[Stored data]
_____

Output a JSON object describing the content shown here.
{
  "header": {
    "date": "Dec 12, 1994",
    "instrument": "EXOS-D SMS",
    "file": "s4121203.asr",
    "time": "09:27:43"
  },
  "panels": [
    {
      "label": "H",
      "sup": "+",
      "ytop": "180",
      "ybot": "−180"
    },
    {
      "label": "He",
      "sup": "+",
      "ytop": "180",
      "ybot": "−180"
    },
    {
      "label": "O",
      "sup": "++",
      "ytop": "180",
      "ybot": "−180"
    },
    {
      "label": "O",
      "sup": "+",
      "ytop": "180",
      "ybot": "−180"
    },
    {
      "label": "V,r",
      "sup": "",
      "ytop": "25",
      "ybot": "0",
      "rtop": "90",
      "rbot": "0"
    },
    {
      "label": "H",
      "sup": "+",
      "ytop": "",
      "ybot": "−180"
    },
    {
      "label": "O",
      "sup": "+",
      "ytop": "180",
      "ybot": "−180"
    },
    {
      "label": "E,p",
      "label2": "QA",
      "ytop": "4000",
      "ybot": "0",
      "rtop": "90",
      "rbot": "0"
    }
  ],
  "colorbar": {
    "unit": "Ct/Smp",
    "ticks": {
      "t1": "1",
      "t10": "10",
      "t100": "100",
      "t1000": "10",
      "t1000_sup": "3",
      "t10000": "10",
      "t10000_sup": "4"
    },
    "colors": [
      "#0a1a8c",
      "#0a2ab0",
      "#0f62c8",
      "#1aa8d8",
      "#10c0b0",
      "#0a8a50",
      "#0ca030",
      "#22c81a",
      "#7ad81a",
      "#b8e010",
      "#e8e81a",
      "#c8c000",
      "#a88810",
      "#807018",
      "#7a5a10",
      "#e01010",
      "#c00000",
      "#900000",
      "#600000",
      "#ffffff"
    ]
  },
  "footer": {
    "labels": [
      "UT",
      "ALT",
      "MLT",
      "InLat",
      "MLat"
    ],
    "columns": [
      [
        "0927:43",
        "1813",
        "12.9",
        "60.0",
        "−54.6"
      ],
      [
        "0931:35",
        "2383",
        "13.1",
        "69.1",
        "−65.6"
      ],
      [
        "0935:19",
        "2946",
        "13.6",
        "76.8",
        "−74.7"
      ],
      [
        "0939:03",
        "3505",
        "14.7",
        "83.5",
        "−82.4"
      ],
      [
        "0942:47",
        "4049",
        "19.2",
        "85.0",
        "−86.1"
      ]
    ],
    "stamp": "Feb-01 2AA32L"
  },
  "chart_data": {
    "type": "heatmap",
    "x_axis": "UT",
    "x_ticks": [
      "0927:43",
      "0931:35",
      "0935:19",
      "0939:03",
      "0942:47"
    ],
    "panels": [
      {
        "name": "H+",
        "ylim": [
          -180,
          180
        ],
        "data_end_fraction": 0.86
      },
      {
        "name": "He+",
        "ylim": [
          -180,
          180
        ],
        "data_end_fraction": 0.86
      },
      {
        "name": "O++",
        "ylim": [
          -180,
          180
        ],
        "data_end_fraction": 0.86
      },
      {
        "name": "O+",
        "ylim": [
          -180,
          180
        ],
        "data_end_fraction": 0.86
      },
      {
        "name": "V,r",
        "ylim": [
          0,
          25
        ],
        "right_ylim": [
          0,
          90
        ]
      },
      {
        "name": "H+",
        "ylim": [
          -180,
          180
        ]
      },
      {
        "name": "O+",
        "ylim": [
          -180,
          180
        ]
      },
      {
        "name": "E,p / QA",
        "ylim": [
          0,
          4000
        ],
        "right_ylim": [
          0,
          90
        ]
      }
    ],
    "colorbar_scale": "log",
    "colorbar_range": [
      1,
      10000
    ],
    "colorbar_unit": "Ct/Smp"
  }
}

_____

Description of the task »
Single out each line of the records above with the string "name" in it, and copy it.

Solution to the problem »
        "name": "H+",
        "name": "He+",
        "name": "O++",
        "name": "O+",
        "name": "V,r",
        "name": "H+",
        "name": "O+",
        "name": "E,p / QA",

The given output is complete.